» **WORK INSTRUCTIONS**:
Restate the listing below word for word, and leave its pictures behind.

» **DATA TO PROCESS**:
╔══
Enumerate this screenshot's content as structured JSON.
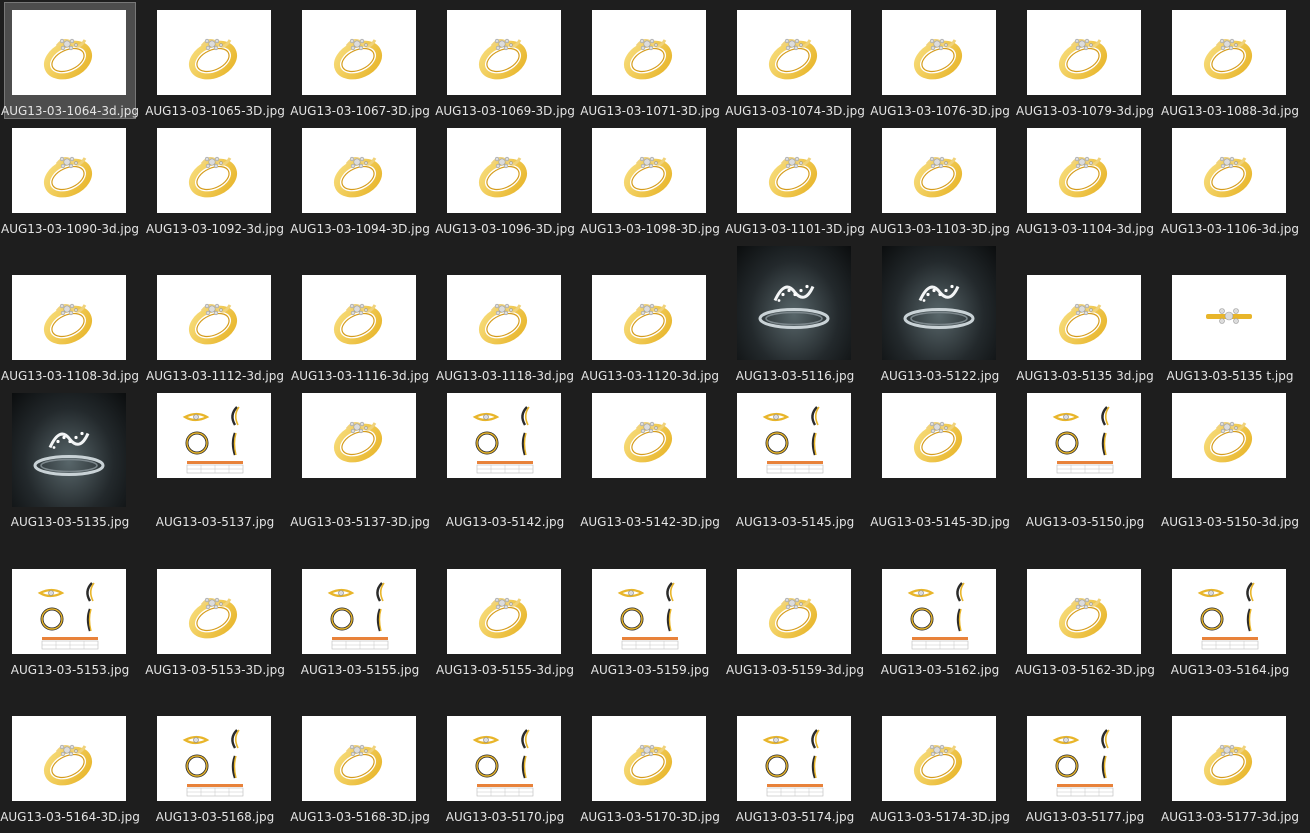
{
  "files": [
    {
      "name": "AUG13-03-1064-3d.jpg",
      "kind": "ring-gold",
      "selected": true
    },
    {
      "name": "AUG13-03-1065-3D.jpg",
      "kind": "ring-gold"
    },
    {
      "name": "AUG13-03-1067-3D.jpg",
      "kind": "ring-gold"
    },
    {
      "name": "AUG13-03-1069-3D.jpg",
      "kind": "ring-gold"
    },
    {
      "name": "AUG13-03-1071-3D.jpg",
      "kind": "ring-gold"
    },
    {
      "name": "AUG13-03-1074-3D.jpg",
      "kind": "ring-gold"
    },
    {
      "name": "AUG13-03-1076-3D.jpg",
      "kind": "ring-gold"
    },
    {
      "name": "AUG13-03-1079-3d.jpg",
      "kind": "ring-gold"
    },
    {
      "name": "AUG13-03-1088-3d.jpg",
      "kind": "ring-gold"
    },
    {
      "name": "AUG13-03-1090-3d.jpg",
      "kind": "ring-gold"
    },
    {
      "name": "AUG13-03-1092-3d.jpg",
      "kind": "ring-gold"
    },
    {
      "name": "AUG13-03-1094-3D.jpg",
      "kind": "ring-gold"
    },
    {
      "name": "AUG13-03-1096-3D.jpg",
      "kind": "ring-gold"
    },
    {
      "name": "AUG13-03-1098-3D.jpg",
      "kind": "ring-gold"
    },
    {
      "name": "AUG13-03-1101-3D.jpg",
      "kind": "ring-gold"
    },
    {
      "name": "AUG13-03-1103-3D.jpg",
      "kind": "ring-gold"
    },
    {
      "name": "AUG13-03-1104-3d.jpg",
      "kind": "ring-gold"
    },
    {
      "name": "AUG13-03-1106-3d.jpg",
      "kind": "ring-gold"
    },
    {
      "name": "AUG13-03-1108-3d.jpg",
      "kind": "ring-gold"
    },
    {
      "name": "AUG13-03-1112-3d.jpg",
      "kind": "ring-gold"
    },
    {
      "name": "AUG13-03-1116-3d.jpg",
      "kind": "ring-gold"
    },
    {
      "name": "AUG13-03-1118-3d.jpg",
      "kind": "ring-gold"
    },
    {
      "name": "AUG13-03-1120-3d.jpg",
      "kind": "ring-gold"
    },
    {
      "name": "AUG13-03-5116.jpg",
      "kind": "ring-dark"
    },
    {
      "name": "AUG13-03-5122.jpg",
      "kind": "ring-dark"
    },
    {
      "name": "AUG13-03-5135 3d.jpg",
      "kind": "ring-gold"
    },
    {
      "name": "AUG13-03-5135 t.jpg",
      "kind": "ring-top"
    },
    {
      "name": "AUG13-03-5135.jpg",
      "kind": "ring-dark"
    },
    {
      "name": "AUG13-03-5137.jpg",
      "kind": "sheet"
    },
    {
      "name": "AUG13-03-5137-3D.jpg",
      "kind": "ring-gold"
    },
    {
      "name": "AUG13-03-5142.jpg",
      "kind": "sheet"
    },
    {
      "name": "AUG13-03-5142-3D.jpg",
      "kind": "ring-gold"
    },
    {
      "name": "AUG13-03-5145.jpg",
      "kind": "sheet"
    },
    {
      "name": "AUG13-03-5145-3D.jpg",
      "kind": "ring-gold"
    },
    {
      "name": "AUG13-03-5150.jpg",
      "kind": "sheet"
    },
    {
      "name": "AUG13-03-5150-3d.jpg",
      "kind": "ring-gold"
    },
    {
      "name": "AUG13-03-5153.jpg",
      "kind": "sheet"
    },
    {
      "name": "AUG13-03-5153-3D.jpg",
      "kind": "ring-gold"
    },
    {
      "name": "AUG13-03-5155.jpg",
      "kind": "sheet"
    },
    {
      "name": "AUG13-03-5155-3d.jpg",
      "kind": "ring-gold"
    },
    {
      "name": "AUG13-03-5159.jpg",
      "kind": "sheet"
    },
    {
      "name": "AUG13-03-5159-3d.jpg",
      "kind": "ring-gold"
    },
    {
      "name": "AUG13-03-5162.jpg",
      "kind": "sheet"
    },
    {
      "name": "AUG13-03-5162-3D.jpg",
      "kind": "ring-gold"
    },
    {
      "name": "AUG13-03-5164.jpg",
      "kind": "sheet"
    },
    {
      "name": "AUG13-03-5164-3D.jpg",
      "kind": "ring-gold"
    },
    {
      "name": "AUG13-03-5168.jpg",
      "kind": "sheet"
    },
    {
      "name": "AUG13-03-5168-3D.jpg",
      "kind": "ring-gold"
    },
    {
      "name": "AUG13-03-5170.jpg",
      "kind": "sheet"
    },
    {
      "name": "AUG13-03-5170-3D.jpg",
      "kind": "ring-gold"
    },
    {
      "name": "AUG13-03-5174.jpg",
      "kind": "sheet"
    },
    {
      "name": "AUG13-03-5174-3D.jpg",
      "kind": "ring-gold"
    },
    {
      "name": "AUG13-03-5177.jpg",
      "kind": "sheet"
    },
    {
      "name": "AUG13-03-5177-3d.jpg",
      "kind": "ring-gold"
    }
  ],
  "colors": {
    "background": "#1e1e1e",
    "label": "#e4e4e4",
    "selection": "#4d4d4d",
    "gold": "#e8b52a",
    "gold_light": "#f7dc7a",
    "diamond": "#dcdcdc",
    "sheet_table": "#e8823a"
  }
}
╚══
» **WRITTEN SOLUTION**:
Enumerate this screenshot's content as structured JSON.
{
  "files": [
    {
      "name": "AUG13-03-1064-3d.jpg",
      "kind": "ring-gold",
      "selected": true
    },
    {
      "name": "AUG13-03-1065-3D.jpg",
      "kind": "ring-gold"
    },
    {
      "name": "AUG13-03-1067-3D.jpg",
      "kind": "ring-gold"
    },
    {
      "name": "AUG13-03-1069-3D.jpg",
      "kind": "ring-gold"
    },
    {
      "name": "AUG13-03-1071-3D.jpg",
      "kind": "ring-gold"
    },
    {
      "name": "AUG13-03-1074-3D.jpg",
      "kind": "ring-gold"
    },
    {
      "name": "AUG13-03-1076-3D.jpg",
      "kind": "ring-gold"
    },
    {
      "name": "AUG13-03-1079-3d.jpg",
      "kind": "ring-gold"
    },
    {
      "name": "AUG13-03-1088-3d.jpg",
      "kind": "ring-gold"
    },
    {
      "name": "AUG13-03-1090-3d.jpg",
      "kind": "ring-gold"
    },
    {
      "name": "AUG13-03-1092-3d.jpg",
      "kind": "ring-gold"
    },
    {
      "name": "AUG13-03-1094-3D.jpg",
      "kind": "ring-gold"
    },
    {
      "name": "AUG13-03-1096-3D.jpg",
      "kind": "ring-gold"
    },
    {
      "name": "AUG13-03-1098-3D.jpg",
      "kind": "ring-gold"
    },
    {
      "name": "AUG13-03-1101-3D.jpg",
      "kind": "ring-gold"
    },
    {
      "name": "AUG13-03-1103-3D.jpg",
      "kind": "ring-gold"
    },
    {
      "name": "AUG13-03-1104-3d.jpg",
      "kind": "ring-gold"
    },
    {
      "name": "AUG13-03-1106-3d.jpg",
      "kind": "ring-gold"
    },
    {
      "name": "AUG13-03-1108-3d.jpg",
      "kind": "ring-gold"
    },
    {
      "name": "AUG13-03-1112-3d.jpg",
      "kind": "ring-gold"
    },
    {
      "name": "AUG13-03-1116-3d.jpg",
      "kind": "ring-gold"
    },
    {
      "name": "AUG13-03-1118-3d.jpg",
      "kind": "ring-gold"
    },
    {
      "name": "AUG13-03-1120-3d.jpg",
      "kind": "ring-gold"
    },
    {
      "name": "AUG13-03-5116.jpg",
      "kind": "ring-dark"
    },
    {
      "name": "AUG13-03-5122.jpg",
      "kind": "ring-dark"
    },
    {
      "name": "AUG13-03-5135 3d.jpg",
      "kind": "ring-gold"
    },
    {
      "name": "AUG13-03-5135 t.jpg",
      "kind": "ring-top"
    },
    {
      "name": "AUG13-03-5135.jpg",
      "kind": "ring-dark"
    },
    {
      "name": "AUG13-03-5137.jpg",
      "kind": "sheet"
    },
    {
      "name": "AUG13-03-5137-3D.jpg",
      "kind": "ring-gold"
    },
    {
      "name": "AUG13-03-5142.jpg",
      "kind": "sheet"
    },
    {
      "name": "AUG13-03-5142-3D.jpg",
      "kind": "ring-gold"
    },
    {
      "name": "AUG13-03-5145.jpg",
      "kind": "sheet"
    },
    {
      "name": "AUG13-03-5145-3D.jpg",
      "kind": "ring-gold"
    },
    {
      "name": "AUG13-03-5150.jpg",
      "kind": "sheet"
    },
    {
      "name": "AUG13-03-5150-3d.jpg",
      "kind": "ring-gold"
    },
    {
      "name": "AUG13-03-5153.jpg",
      "kind": "sheet"
    },
    {
      "name": "AUG13-03-5153-3D.jpg",
      "kind": "ring-gold"
    },
    {
      "name": "AUG13-03-5155.jpg",
      "kind": "sheet"
    },
    {
      "name": "AUG13-03-5155-3d.jpg",
      "kind": "ring-gold"
    },
    {
      "name": "AUG13-03-5159.jpg",
      "kind": "sheet"
    },
    {
      "name": "AUG13-03-5159-3d.jpg",
      "kind": "ring-gold"
    },
    {
      "name": "AUG13-03-5162.jpg",
      "kind": "sheet"
    },
    {
      "name": "AUG13-03-5162-3D.jpg",
      "kind": "ring-gold"
    },
    {
      "name": "AUG13-03-5164.jpg",
      "kind": "sheet"
    },
    {
      "name": "AUG13-03-5164-3D.jpg",
      "kind": "ring-gold"
    },
    {
      "name": "AUG13-03-5168.jpg",
      "kind": "sheet"
    },
    {
      "name": "AUG13-03-5168-3D.jpg",
      "kind": "ring-gold"
    },
    {
      "name": "AUG13-03-5170.jpg",
      "kind": "sheet"
    },
    {
      "name": "AUG13-03-5170-3D.jpg",
      "kind": "ring-gold"
    },
    {
      "name": "AUG13-03-5174.jpg",
      "kind": "sheet"
    },
    {
      "name": "AUG13-03-5174-3D.jpg",
      "kind": "ring-gold"
    },
    {
      "name": "AUG13-03-5177.jpg",
      "kind": "sheet"
    },
    {
      "name": "AUG13-03-5177-3d.jpg",
      "kind": "ring-gold"
    }
  ],
  "colors": {
    "background": "#1e1e1e",
    "label": "#e4e4e4",
    "selection": "#4d4d4d",
    "gold": "#e8b52a",
    "gold_light": "#f7dc7a",
    "diamond": "#dcdcdc",
    "sheet_table": "#e8823a"
  }
}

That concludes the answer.